historical research. I don't think many realized what they had.
I was hoping my blog would encourage otr enthusiasts to document the
discs themselves, whether pressings or instantaneous recordings, since
the labels, matrix numbers or even the style of the disc itself can
have some key information about the recorded sound. But my approach
seems to have fallen on deaf ears.
Documentation on syndicated programming, particularly from the late
20s through the 30s is really lacking. Many of the discs don't
survive and, for those that do, we only have dubs that have passed
around with no discographical info attached to the sound.
My frustration with otr extends to record collectors too - I'm sure
that there are several parts of early radio shows in collections where
someone picked up a disc because it had Benny Goodman or Tommy Dorsey
in the band, but it's not been connected to the radio series the disc
actually came from. The National Radio Advertising Company discs
pressed by Brunswick are a good example, where one half-hour or
quarter-hour show was spread across several 12" 78 discs. How many
complete or near complete shows survive, spread out among various
On Mon, Apr 23, 2012 at 10:10 PM, Michael Biel <[log in to unmask]> wrote:
> Although the matrix series for Columbia's transcriptions were not
> included in the Columbia discography, Tim Brooks told me that many of
> these series are documented at Columbia. Victor used one numerical
> series for all of their recordings although there are blocks that were
> set aside for different studios and sometimes run parallel. But
> although the paperwork for most of their client recordings are not in
> their files, the dating info can usually be closely extrapolated or
> specifically interpolated. The "Movie Book" with listings of their
> recordings for film soundtracks for 1928 to 1932 is now once again
> available, and this can also help find things. The AFRS and V-Disc
> recordings that are Victor based can also be determined thru the common
> matrix series. While there is a very good discography for V-Discs by my

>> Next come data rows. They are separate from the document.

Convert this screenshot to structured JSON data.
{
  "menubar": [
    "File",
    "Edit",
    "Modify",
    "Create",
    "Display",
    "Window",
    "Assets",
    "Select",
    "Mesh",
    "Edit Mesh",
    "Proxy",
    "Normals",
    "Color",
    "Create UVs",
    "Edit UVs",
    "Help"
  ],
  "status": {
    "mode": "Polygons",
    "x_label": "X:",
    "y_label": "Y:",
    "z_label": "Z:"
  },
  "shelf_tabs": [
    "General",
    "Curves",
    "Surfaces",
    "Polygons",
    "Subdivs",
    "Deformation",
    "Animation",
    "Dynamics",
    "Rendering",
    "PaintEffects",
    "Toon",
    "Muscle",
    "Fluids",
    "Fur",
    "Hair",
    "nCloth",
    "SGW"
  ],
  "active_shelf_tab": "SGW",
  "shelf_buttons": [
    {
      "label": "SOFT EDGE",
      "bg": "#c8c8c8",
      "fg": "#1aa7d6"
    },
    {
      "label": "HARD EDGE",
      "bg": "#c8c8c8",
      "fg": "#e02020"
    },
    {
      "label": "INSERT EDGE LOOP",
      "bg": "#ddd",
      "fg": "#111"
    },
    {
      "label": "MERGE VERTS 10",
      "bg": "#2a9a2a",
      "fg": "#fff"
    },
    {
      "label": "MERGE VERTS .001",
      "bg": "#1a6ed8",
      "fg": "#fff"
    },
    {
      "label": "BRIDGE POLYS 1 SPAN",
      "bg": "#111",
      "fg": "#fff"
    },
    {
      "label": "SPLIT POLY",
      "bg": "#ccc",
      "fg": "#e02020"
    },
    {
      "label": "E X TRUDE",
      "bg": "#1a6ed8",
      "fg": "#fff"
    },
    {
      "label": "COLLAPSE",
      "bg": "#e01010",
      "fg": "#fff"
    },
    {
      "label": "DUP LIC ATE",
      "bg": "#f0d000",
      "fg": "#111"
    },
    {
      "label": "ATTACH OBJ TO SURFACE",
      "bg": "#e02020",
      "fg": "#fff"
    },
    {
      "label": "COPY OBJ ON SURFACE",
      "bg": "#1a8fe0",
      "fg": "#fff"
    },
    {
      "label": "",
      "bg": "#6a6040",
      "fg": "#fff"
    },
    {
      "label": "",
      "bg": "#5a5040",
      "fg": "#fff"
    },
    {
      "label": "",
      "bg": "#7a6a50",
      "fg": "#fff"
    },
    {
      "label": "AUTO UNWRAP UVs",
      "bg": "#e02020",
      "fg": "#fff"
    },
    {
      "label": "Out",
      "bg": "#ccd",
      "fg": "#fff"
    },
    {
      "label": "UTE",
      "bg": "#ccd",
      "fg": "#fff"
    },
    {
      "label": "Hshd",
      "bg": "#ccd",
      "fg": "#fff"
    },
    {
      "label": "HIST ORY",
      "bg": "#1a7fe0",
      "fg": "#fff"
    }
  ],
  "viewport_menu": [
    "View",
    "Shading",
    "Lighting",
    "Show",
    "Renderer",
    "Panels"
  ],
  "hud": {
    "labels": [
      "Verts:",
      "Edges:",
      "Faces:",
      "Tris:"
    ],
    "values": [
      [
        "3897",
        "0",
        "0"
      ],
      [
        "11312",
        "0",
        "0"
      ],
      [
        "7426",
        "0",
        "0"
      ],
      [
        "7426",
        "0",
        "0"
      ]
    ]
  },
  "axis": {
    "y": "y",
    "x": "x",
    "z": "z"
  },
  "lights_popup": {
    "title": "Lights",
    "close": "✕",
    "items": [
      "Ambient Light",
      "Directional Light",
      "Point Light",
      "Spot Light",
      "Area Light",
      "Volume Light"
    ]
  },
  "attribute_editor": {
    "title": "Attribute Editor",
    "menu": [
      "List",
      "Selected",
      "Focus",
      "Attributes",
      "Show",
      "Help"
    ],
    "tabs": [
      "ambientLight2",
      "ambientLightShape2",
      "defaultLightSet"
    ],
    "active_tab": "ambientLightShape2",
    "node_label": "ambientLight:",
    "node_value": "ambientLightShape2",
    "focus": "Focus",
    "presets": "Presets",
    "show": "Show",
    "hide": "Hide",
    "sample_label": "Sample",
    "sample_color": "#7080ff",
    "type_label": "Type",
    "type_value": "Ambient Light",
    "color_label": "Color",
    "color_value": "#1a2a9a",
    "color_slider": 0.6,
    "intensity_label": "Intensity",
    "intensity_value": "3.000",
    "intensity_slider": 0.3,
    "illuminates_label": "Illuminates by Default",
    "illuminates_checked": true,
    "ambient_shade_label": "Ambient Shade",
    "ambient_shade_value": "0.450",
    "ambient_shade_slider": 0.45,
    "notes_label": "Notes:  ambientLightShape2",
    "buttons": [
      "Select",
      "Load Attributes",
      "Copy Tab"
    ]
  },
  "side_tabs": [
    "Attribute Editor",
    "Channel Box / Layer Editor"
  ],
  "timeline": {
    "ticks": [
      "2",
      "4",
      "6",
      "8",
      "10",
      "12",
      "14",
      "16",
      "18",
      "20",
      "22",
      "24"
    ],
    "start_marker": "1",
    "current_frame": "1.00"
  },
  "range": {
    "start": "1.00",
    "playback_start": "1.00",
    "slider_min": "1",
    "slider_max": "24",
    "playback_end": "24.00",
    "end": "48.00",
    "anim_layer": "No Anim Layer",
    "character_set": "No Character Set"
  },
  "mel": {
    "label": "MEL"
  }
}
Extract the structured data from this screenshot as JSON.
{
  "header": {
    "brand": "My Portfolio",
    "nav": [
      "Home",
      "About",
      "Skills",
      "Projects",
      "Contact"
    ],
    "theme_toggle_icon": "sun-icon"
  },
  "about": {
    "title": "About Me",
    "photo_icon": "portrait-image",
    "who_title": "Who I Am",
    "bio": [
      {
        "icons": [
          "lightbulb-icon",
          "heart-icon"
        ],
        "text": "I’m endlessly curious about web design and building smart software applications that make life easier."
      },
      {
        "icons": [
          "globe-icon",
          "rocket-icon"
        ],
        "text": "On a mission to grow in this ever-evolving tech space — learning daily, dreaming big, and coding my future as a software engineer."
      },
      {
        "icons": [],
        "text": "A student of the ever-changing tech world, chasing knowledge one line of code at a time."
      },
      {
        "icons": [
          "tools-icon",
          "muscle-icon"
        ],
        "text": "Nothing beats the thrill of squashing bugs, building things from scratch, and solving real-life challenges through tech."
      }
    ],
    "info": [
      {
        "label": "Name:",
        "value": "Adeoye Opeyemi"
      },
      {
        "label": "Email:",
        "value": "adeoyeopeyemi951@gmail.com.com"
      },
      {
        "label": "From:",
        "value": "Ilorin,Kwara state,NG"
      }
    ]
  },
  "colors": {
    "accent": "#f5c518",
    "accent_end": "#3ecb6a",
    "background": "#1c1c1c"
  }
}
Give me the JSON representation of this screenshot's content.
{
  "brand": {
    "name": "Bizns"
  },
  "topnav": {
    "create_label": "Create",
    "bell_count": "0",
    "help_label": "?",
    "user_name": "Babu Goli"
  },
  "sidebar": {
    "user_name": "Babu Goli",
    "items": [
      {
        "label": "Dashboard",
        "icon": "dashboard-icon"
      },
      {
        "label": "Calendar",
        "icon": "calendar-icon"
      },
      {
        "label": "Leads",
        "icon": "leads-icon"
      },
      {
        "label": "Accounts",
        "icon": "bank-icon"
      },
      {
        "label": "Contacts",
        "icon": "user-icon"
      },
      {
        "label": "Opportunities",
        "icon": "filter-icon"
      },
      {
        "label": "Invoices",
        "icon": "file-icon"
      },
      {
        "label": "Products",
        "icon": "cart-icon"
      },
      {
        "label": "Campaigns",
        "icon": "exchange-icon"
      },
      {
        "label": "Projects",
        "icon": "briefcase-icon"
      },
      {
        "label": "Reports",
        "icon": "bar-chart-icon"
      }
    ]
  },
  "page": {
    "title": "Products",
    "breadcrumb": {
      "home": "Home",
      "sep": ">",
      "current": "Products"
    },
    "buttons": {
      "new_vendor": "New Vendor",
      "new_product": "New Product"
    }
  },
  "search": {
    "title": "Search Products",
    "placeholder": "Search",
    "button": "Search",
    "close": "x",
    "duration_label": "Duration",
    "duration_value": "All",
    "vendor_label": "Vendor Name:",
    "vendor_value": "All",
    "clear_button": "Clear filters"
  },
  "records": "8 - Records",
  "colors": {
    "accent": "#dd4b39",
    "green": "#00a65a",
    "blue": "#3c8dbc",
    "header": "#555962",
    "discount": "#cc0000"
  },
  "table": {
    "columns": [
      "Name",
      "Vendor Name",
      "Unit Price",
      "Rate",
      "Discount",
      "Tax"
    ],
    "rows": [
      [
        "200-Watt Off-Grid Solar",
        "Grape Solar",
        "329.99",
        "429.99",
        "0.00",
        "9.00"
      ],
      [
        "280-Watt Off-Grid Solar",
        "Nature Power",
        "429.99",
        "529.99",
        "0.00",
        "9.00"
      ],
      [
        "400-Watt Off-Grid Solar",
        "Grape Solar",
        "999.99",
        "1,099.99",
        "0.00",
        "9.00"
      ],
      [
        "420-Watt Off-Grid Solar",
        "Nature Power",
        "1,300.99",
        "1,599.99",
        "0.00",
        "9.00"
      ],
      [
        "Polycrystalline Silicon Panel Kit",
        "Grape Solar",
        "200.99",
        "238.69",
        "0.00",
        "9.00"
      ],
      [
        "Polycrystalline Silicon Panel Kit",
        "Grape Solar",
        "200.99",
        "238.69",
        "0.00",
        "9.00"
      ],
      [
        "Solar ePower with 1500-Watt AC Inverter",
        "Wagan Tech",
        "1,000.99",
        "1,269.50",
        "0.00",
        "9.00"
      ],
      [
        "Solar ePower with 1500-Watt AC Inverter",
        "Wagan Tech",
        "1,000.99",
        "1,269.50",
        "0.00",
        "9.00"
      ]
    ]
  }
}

> friend, the late Dick Sears, the AFRS discography is really more a
> program series listing. Because of the generally crappy ways OTR people
> fail to properly identify the discs they had made their dubs of, most of
> the information that could have been compiled over the past four or five
> decades has been lost. A record collector would never fail to include
> discographical info with their dubs but OTR collectors seem to be
> angrily defiant against copying down the info off of the discs they
> have. Some of them seem to prefer not having proper identification of
> the programs. (There also are some OTR collectors who don't want the
> recordings to sound good -- one guy wants the programs to sound like the
> old Philco with a torn speaker cone he had in his bedroom as a kid.)
> So what are the numbers of the discs you need identifying?
> Mike Biel [log in to unmask]
> From: Randy Riddle <[log in to unmask]>
>> I recently obtained a "mystery disc" pressed by Columbia - laminated
> shellac, just over 16", with a "Sound on Disc Division" label common
> to discs Columbia manufactured in the early 30s. I've also run into a
> couple of Victor transcriptions from the early 30s with blank labels
> that have been difficult to get some concrete info about.
>> I've been curious if the ledgers for the transcription divisions of
> Columbia and Victor or other labels have survived. Has anyone done
> any discographical research in this area? I've seen some
> discographies of Armed Forces radio transcriptions or Music Library
> releases. The ledgers from Columbia and Victor and some other
> companies, like Allied, would probably be of great interest to
> researchers on film or radio history.